**Brief:** What is needed here is an exact copy of all the data.

**Data extract:**
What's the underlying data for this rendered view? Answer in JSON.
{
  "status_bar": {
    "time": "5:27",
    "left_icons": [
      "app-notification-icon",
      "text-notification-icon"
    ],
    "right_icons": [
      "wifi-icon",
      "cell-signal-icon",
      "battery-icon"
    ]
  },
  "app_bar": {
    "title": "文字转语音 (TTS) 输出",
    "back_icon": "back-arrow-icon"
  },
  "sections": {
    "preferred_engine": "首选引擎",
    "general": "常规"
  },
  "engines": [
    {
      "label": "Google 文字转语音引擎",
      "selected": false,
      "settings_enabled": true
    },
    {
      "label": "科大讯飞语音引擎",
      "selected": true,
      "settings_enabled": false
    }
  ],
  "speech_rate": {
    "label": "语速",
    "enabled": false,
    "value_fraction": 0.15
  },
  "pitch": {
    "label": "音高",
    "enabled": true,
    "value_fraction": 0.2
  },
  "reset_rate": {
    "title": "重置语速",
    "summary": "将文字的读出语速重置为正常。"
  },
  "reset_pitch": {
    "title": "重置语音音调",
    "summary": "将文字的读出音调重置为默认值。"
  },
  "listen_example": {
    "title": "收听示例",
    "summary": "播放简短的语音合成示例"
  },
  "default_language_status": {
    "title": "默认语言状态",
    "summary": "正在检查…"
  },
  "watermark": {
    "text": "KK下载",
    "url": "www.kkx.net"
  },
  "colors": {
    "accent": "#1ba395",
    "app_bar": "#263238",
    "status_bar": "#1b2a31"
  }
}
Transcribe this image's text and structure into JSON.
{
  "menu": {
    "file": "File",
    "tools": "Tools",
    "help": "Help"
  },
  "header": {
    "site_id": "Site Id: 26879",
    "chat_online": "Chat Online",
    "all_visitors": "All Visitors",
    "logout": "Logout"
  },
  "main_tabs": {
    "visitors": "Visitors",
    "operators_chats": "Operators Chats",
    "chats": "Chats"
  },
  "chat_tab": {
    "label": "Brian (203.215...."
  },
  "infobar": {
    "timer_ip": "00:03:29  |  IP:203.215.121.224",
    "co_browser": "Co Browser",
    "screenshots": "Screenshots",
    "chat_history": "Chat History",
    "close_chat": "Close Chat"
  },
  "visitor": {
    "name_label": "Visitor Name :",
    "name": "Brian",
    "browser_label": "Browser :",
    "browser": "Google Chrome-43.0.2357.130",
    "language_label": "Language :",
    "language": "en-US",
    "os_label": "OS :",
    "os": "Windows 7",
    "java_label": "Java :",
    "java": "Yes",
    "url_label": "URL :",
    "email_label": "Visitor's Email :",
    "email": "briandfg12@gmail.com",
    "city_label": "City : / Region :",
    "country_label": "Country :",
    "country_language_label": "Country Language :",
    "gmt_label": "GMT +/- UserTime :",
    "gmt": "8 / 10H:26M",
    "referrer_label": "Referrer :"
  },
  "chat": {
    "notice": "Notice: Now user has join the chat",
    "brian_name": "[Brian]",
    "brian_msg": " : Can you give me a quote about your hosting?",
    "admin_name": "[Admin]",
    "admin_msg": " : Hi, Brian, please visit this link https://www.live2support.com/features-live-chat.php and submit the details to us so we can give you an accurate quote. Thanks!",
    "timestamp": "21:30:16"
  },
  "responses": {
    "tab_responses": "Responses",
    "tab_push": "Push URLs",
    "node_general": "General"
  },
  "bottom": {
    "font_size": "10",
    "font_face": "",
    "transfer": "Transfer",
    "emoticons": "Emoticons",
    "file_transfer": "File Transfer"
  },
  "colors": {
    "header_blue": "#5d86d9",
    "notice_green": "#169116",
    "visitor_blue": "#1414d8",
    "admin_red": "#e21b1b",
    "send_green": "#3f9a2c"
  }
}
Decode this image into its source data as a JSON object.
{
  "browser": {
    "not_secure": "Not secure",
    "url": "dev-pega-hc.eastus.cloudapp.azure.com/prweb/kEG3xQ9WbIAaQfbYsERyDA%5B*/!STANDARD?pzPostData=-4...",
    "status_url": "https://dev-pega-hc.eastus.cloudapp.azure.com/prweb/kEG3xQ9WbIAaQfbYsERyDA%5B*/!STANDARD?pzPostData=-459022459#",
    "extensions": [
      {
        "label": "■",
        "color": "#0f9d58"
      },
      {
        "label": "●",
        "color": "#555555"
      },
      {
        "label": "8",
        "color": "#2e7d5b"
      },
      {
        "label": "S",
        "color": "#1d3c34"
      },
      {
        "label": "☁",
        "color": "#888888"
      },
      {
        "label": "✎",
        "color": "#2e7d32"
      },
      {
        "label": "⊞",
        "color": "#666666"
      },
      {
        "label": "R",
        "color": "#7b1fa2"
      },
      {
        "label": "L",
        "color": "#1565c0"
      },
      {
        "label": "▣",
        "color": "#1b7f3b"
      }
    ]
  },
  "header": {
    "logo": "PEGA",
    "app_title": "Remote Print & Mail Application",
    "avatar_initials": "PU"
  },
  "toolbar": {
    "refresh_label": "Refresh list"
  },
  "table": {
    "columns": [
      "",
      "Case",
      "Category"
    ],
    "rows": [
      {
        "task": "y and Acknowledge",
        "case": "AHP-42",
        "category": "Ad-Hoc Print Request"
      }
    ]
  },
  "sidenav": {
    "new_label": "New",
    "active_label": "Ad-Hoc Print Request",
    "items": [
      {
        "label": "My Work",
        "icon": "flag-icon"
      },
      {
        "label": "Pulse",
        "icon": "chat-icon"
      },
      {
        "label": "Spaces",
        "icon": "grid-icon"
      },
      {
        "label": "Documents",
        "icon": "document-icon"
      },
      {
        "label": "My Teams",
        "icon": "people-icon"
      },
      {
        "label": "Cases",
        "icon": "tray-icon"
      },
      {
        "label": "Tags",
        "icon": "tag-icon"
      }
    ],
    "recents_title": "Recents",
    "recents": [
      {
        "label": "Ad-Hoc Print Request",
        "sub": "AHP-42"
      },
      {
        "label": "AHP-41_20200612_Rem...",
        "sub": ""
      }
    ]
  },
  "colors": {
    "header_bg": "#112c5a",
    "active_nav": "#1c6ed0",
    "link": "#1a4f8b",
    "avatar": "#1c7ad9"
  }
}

**Output for this task:**
What's the underlying data for this rendered view? Answer in JSON.
{
  "status_bar": {
    "time": "5:27",
    "left_icons": [
      "app-notification-icon",
      "text-notification-icon"
    ],
    "right_icons": [
      "wifi-icon",
      "cell-signal-icon",
      "battery-icon"
    ]
  },
  "app_bar": {
    "title": "文字转语音 (TTS) 输出",
    "back_icon": "back-arrow-icon"
  },
  "sections": {
    "preferred_engine": "首选引擎",
    "general": "常规"
  },
  "engines": [
    {
      "label": "Google 文字转语音引擎",
      "selected": false,
      "settings_enabled": true
    },
    {
      "label": "科大讯飞语音引擎",
      "selected": true,
      "settings_enabled": false
    }
  ],
  "speech_rate": {
    "label": "语速",
    "enabled": false,
    "value_fraction": 0.15
  },
  "pitch": {
    "label": "音高",
    "enabled": true,
    "value_fraction": 0.2
  },
  "reset_rate": {
    "title": "重置语速",
    "summary": "将文字的读出语速重置为正常。"
  },
  "reset_pitch": {
    "title": "重置语音音调",
    "summary": "将文字的读出音调重置为默认值。"
  },
  "listen_example": {
    "title": "收听示例",
    "summary": "播放简短的语音合成示例"
  },
  "default_language_status": {
    "title": "默认语言状态",
    "summary": "正在检查…"
  },
  "watermark": {
    "text": "KK下载",
    "url": "www.kkx.net"
  },
  "colors": {
    "accent": "#1ba395",
    "app_bar": "#263238",
    "status_bar": "#1b2a31"
  }
}
Transcribe this image's text and structure into JSON.
{
  "menu": {
    "file": "File",
    "tools": "Tools",
    "help": "Help"
  },
  "header": {
    "site_id": "Site Id: 26879",
    "chat_online": "Chat Online",
    "all_visitors": "All Visitors",
    "logout": "Logout"
  },
  "main_tabs": {
    "visitors": "Visitors",
    "operators_chats": "Operators Chats",
    "chats": "Chats"
  },
  "chat_tab": {
    "label": "Brian (203.215...."
  },
  "infobar": {
    "timer_ip": "00:03:29  |  IP:203.215.121.224",
    "co_browser": "Co Browser",
    "screenshots": "Screenshots",
    "chat_history": "Chat History",
    "close_chat": "Close Chat"
  },
  "visitor": {
    "name_label": "Visitor Name :",
    "name": "Brian",
    "browser_label": "Browser :",
    "browser": "Google Chrome-43.0.2357.130",
    "language_label": "Language :",
    "language": "en-US",
    "os_label": "OS :",
    "os": "Windows 7",
    "java_label": "Java :",
    "java": "Yes",
    "url_label": "URL :",
    "email_label": "Visitor's Email :",
    "email": "briandfg12@gmail.com",
    "city_label": "City : / Region :",
    "country_label": "Country :",
    "country_language_label": "Country Language :",
    "gmt_label": "GMT +/- UserTime :",
    "gmt": "8 / 10H:26M",
    "referrer_label": "Referrer :"
  },
  "chat": {
    "notice": "Notice: Now user has join the chat",
    "brian_name": "[Brian]",
    "brian_msg": " : Can you give me a quote about your hosting?",
    "admin_name": "[Admin]",
    "admin_msg": " : Hi, Brian, please visit this link https://www.live2support.com/features-live-chat.php and submit the details to us so we can give you an accurate quote. Thanks!",
    "timestamp": "21:30:16"
  },
  "responses": {
    "tab_responses": "Responses",
    "tab_push": "Push URLs",
    "node_general": "General"
  },
  "bottom": {
    "font_size": "10",
    "font_face": "",
    "transfer": "Transfer",
    "emoticons": "Emoticons",
    "file_transfer": "File Transfer"
  },
  "colors": {
    "header_blue": "#5d86d9",
    "notice_green": "#169116",
    "visitor_blue": "#1414d8",
    "admin_red": "#e21b1b",
    "send_green": "#3f9a2c"
  }
}
Decode this image into its source data as a JSON object.
{
  "browser": {
    "not_secure": "Not secure",
    "url": "dev-pega-hc.eastus.cloudapp.azure.com/prweb/kEG3xQ9WbIAaQfbYsERyDA%5B*/!STANDARD?pzPostData=-4...",
    "status_url": "https://dev-pega-hc.eastus.cloudapp.azure.com/prweb/kEG3xQ9WbIAaQfbYsERyDA%5B*/!STANDARD?pzPostData=-459022459#",
    "extensions": [
      {
        "label": "■",
        "color": "#0f9d58"
      },
      {
        "label": "●",
        "color": "#555555"
      },
      {
        "label": "8",
        "color": "#2e7d5b"
      },
      {
        "label": "S",
        "color": "#1d3c34"
      },
      {
        "label": "☁",
        "color": "#888888"
      },
      {
        "label": "✎",
        "color": "#2e7d32"
      },
      {
        "label": "⊞",
        "color": "#666666"
      },
      {
        "label": "R",
        "color": "#7b1fa2"
      },
      {
        "label": "L",
        "color": "#1565c0"
      },
      {
        "label": "▣",
        "color": "#1b7f3b"
      }
    ]
  },
  "header": {
    "logo": "PEGA",
    "app_title": "Remote Print & Mail Application",
    "avatar_initials": "PU"
  },
  "toolbar": {
    "refresh_label": "Refresh list"
  },
  "table": {
    "columns": [
      "",
      "Case",
      "Category"
    ],
    "rows": [
      {
        "task": "y and Acknowledge",
        "case": "AHP-42",
        "category": "Ad-Hoc Print Request"
      }
    ]
  },
  "sidenav": {
    "new_label": "New",
    "active_label": "Ad-Hoc Print Request",
    "items": [
      {
        "label": "My Work",
        "icon": "flag-icon"
      },
      {
        "label": "Pulse",
        "icon": "chat-icon"
      },
      {
        "label": "Spaces",
        "icon": "grid-icon"
      },
      {
        "label": "Documents",
        "icon": "document-icon"
      },
      {
        "label": "My Teams",
        "icon": "people-icon"
      },
      {
        "label": "Cases",
        "icon": "tray-icon"
      },
      {
        "label": "Tags",
        "icon": "tag-icon"
      }
    ],
    "recents_title": "Recents",
    "recents": [
      {
        "label": "Ad-Hoc Print Request",
        "sub": "AHP-42"
      },
      {
        "label": "AHP-41_20200612_Rem...",
        "sub": ""
      }
    ]
  },
  "colors": {
    "header_bg": "#112c5a",
    "active_nav": "#1c6ed0",
    "link": "#1a4f8b",
    "avatar": "#1c7ad9"
  }
}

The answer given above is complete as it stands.